Urban or Suburban: What’s a Home Buyer to Do?

Journalist and ecologist Lakis Polycarpou recently penned a Polis blog article titled “Is it Time to Transcend the ‘Urban-Suburban’ Divide?” An admitted city lover, he concluded that suburbia (at least today’s suburbia) isn’t so bad after all.

Then again, a recent article in Atlantic Cities spoke positively of the trend to urbanism, whereby homes in many walkable, centrally located neighborhoods have held or increased their value while that of their suburban cousins declined.

Across North America, experts are predicting a trend toward urban living sparked by immigration, economic factors, the increasing price of gasoline and “most of all” demographics, as the two largest demographic groups – baby boomers and millennials – appear to be driving the urban boom.

Some cities are welcoming the influx and making changes to make city living more appealing, including upgrading infrastructure and transit systems. However, the suburbs are changing, too, morphing from car-friendly cookie-cutter developments that excluded pedestrians and transit riders to today’s suburbs that are anything but.

While many developers haven’t lost their taste for McMansions, some innovative architects are designing smaller homes in town-like settings around greenspace. Targeted to appeal to downsizing boomers and millennials who don’t want the expense or bother of big properties, this new suburbia competes with the “urbs.”

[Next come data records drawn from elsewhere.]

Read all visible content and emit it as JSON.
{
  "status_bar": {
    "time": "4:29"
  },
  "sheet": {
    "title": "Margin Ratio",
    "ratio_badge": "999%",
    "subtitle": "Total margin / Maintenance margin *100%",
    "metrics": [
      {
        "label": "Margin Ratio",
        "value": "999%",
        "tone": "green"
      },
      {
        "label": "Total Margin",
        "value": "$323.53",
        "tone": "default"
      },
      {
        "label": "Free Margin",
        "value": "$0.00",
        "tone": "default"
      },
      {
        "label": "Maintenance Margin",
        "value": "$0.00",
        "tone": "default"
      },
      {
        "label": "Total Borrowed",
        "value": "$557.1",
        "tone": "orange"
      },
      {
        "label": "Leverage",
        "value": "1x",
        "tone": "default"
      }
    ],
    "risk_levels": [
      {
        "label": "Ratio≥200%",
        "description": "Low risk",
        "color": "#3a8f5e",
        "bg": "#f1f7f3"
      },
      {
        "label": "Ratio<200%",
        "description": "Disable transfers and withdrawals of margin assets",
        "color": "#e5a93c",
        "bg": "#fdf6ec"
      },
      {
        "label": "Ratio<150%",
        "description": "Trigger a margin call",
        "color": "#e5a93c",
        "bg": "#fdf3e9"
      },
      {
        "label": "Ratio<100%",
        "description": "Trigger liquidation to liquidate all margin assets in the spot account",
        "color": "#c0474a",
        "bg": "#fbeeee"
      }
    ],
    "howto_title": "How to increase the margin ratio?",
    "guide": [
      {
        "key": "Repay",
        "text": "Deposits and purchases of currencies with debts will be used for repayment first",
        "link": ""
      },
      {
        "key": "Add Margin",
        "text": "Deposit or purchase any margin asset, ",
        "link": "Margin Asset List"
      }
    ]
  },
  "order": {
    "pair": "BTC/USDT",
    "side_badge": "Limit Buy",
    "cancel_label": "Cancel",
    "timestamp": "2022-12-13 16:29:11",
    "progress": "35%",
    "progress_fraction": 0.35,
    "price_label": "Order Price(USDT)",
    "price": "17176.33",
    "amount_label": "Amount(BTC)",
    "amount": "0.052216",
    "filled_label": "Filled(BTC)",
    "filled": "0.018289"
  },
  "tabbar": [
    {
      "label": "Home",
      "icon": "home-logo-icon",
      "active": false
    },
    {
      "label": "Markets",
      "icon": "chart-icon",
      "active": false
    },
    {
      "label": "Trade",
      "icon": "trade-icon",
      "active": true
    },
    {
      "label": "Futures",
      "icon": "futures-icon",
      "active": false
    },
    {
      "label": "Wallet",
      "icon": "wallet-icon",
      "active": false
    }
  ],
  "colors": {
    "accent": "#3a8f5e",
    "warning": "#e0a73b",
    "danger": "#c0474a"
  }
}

Also competitive, new developments are arranged around golf courses, waterways and community centers – making them more livable. Even the auto is downplayed, thanks to bike paths and trails. Developments also include a mix of housing: Once the preserve of single-family homes, many suburbs now host the fastest-growing segment of the real estate market: multifamily housing.

Something to ponder. But for our confused home buyer, we point to a sentiment expressed recently by one real estate watcher: There’s only one right answer, and it’s whatever is best for you.

Buying With Help: If They Pay, Do They Get a Say?

The high cost of education, poor job prospects and rising prices in many housing markets mean more young prospective home buyers are turning to their families for help to buy their first home.

Traditionally many parents have opted to contribute toward a down payment, but in recent years, that contribution has become bigger and the practice has grown in popularity.

It’s becoming so common that house-and-home channels have a whole show – My House, Your Money – focused on buyers who can afford to buy only with their families’ help.

For the contributors, it’s not as simple as writing a check and waiting for the housewarming party. Now, in time-honored “pay the piper” tradition, many families want a role in the buying process; they attend viewings, push their ideas and even try to hijack the real estate agent/buyer relationship.

The gap between what young buyers want and what families feel the kids need can create a dramatic tug-of-war that makes great fodder for a TV show. Episodes of My House, Your Money show adult children asking their parents to take a step back and parents using their investment as a bargaining chip.

It isn’t always this way: Just because they’re investors doesn’t mean that family members can make the big decisions. As real estate agents who have dealt with these situations point out, most parents want what’s best for their kids, and while it might not be what they would pick, that condo in the sky may be what makes their offspring happy.